Sectors like supply chain management as well as healthcare are greatly benefiting from the perception of technological proficiency, while the construction industry is viewed as the least technologically savvy by workers, as per a new study. It is well to be noted that the construction sector ranked at the bottom of all the 10 sectors that were surveyed. Construction was overtaken by the automotive and restaurant industries, which featured in the 8th and 9th positions, respectively. The software and healthcare sectors ranked 1st and 2nd, respectively. The report went on to survey 600 professionals across the US with a minimum salary of $50,000. Many of the respondents happened to be tech-savvy. Apparently, 64% of the participants stated that they spent more than 50% of their time in the workplace making use of technology.
Proficiency is not just the only facet of technology that makes the difference to workers; they also happen to see the comparative rates of adoption as integral to their career mobility, especially in the case of the young professional lot.
Asked to what level they agreed or disagreed with the statement that my industry views adopting new technology as a barrier to career advancement, 50% of the workers below the age of 25 said that they either accepted it or strongly disagreed. The figure was just 30% for workers who were 25 and older.
Besides adoption and proficiency, the workers are also looking for better training, with most of them expressing frustration over the state of instruction as far as their respective companies are concerned. It is well to be noted that just 20% of the participants went on to say that they got their training from the IT department, and around 4% said that the responsibility lay with the human resources department. Majority of respondents said that they were self-taught or relied on informal instruction via online services and peers.
The report asks the industries to adopt more cutting-edge technology. The participants took into consideration the fact that automation, IoT, and cloud computing were changing the field. The absolute winner was AI, with around a quarter of participants saying that it would go on to have an enormous impact on their respective industries if it were adopted.
As per Yooz’s CEO, Laurent Charpentier, the technology needs to be embraced, especially when it comes to less familiar businesses. Laurent went on to warn that companies that happen to be ignoring fresh solutions will eventually drive the younger applicants away. Companies that do not invest in workplace-related technologies or do not provide any training are at risk of losing young talent to competition that is more forward-thinking and committed when it comes to innovation.

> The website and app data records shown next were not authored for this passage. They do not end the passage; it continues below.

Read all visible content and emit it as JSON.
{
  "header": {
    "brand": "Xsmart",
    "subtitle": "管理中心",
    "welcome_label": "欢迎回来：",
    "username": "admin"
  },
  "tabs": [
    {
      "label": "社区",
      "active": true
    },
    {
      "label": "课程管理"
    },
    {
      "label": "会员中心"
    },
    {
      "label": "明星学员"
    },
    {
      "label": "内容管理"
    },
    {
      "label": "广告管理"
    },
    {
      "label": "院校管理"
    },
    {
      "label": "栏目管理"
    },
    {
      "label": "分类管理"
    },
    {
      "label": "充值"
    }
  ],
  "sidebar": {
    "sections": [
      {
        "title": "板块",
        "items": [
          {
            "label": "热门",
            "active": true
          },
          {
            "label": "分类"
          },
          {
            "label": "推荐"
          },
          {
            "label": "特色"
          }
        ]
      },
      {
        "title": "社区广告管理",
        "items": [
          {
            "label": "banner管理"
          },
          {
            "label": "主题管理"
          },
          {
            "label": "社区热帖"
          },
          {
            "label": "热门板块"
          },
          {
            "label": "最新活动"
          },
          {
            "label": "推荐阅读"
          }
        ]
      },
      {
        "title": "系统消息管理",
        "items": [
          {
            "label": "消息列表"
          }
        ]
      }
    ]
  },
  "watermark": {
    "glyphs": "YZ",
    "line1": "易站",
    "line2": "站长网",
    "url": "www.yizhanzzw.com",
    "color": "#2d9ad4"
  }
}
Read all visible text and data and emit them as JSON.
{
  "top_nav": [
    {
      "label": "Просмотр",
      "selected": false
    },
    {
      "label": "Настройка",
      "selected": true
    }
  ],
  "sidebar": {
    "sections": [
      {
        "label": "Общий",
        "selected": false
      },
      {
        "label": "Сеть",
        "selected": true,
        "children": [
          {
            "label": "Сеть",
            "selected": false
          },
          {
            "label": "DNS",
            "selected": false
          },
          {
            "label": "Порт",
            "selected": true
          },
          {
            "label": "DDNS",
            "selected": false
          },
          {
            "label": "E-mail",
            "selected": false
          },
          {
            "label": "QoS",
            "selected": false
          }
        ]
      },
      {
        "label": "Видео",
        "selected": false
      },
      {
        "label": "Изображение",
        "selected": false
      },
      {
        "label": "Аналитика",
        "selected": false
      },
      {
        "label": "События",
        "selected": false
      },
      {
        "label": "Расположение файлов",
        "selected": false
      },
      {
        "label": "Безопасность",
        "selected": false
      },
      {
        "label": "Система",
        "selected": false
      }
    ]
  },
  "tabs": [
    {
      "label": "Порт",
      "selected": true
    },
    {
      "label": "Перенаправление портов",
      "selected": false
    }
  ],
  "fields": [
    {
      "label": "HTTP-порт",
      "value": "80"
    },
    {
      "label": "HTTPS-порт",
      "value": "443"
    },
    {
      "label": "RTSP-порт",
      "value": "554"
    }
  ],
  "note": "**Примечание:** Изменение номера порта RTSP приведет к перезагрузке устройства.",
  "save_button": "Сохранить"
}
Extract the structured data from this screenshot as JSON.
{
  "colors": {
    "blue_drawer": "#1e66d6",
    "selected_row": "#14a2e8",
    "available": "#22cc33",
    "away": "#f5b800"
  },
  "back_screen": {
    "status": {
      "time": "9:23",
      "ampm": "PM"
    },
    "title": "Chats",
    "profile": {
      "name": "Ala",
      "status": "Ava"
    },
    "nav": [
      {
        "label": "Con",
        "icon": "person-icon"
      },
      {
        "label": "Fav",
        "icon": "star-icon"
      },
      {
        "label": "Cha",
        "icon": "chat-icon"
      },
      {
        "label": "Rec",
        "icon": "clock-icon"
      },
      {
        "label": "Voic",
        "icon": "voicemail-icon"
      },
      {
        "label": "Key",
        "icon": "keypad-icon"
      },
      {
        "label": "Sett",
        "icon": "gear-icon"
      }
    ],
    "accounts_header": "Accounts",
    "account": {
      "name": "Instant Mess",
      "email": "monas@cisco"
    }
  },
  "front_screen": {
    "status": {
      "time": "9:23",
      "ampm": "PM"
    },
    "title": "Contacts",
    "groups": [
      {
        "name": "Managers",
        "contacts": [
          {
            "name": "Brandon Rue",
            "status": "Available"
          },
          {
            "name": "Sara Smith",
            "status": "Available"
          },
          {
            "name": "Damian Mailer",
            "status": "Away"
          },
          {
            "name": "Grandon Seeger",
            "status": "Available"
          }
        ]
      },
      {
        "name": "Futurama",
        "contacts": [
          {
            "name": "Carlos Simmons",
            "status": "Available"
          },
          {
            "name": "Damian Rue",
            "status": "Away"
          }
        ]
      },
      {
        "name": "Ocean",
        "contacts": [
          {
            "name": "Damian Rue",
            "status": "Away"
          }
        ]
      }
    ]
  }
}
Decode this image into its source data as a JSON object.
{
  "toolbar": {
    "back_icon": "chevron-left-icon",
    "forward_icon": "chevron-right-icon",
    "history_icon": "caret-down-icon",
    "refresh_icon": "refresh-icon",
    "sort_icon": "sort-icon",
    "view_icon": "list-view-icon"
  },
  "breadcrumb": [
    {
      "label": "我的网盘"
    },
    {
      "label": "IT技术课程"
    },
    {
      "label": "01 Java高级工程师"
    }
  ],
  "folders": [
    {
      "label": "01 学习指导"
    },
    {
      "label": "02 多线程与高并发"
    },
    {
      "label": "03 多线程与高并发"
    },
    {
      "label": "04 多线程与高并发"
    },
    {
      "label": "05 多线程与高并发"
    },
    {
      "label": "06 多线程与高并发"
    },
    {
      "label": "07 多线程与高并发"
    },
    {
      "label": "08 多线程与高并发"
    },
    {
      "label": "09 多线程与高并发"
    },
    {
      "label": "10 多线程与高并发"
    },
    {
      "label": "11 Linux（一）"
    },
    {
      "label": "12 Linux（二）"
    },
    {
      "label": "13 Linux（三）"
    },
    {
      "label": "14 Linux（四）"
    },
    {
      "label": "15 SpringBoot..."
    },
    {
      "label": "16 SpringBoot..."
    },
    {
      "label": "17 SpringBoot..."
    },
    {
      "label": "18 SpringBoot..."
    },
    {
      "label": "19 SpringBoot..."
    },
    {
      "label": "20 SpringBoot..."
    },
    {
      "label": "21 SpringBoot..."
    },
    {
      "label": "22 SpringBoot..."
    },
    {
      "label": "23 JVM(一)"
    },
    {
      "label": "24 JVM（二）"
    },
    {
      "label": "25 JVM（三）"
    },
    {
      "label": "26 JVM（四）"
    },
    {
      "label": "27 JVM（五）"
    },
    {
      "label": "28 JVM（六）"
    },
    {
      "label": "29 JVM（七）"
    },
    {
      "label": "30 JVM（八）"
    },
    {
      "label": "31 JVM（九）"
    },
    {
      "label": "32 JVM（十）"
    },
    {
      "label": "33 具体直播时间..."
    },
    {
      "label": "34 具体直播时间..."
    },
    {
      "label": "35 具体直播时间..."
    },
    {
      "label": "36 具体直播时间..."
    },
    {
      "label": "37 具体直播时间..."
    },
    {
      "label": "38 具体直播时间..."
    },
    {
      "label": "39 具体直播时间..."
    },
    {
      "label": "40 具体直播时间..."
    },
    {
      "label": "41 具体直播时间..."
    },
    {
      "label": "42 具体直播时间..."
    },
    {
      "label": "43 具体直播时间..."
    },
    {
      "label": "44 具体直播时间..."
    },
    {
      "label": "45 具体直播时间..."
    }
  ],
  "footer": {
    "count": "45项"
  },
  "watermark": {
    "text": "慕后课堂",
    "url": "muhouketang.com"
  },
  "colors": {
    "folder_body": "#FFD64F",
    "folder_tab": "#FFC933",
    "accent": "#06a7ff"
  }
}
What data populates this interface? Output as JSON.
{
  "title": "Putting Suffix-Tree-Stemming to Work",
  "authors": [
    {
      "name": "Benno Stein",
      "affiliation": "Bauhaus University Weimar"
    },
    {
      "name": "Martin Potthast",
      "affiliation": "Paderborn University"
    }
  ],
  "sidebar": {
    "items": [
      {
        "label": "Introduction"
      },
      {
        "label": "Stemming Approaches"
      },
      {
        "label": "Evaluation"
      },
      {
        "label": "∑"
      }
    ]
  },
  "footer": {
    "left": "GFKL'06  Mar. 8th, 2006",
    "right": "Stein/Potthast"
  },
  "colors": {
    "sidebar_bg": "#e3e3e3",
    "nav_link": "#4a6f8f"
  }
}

Construction has a lot of catching up to do, although it is taking steps towards technological proficiency. One of the CEOs of a tech company who also runs a construction business said that the new programme influx is sure to change the business spectrum of the sector. He said that construction has as much room to grow, transform, and embrace as any other sector.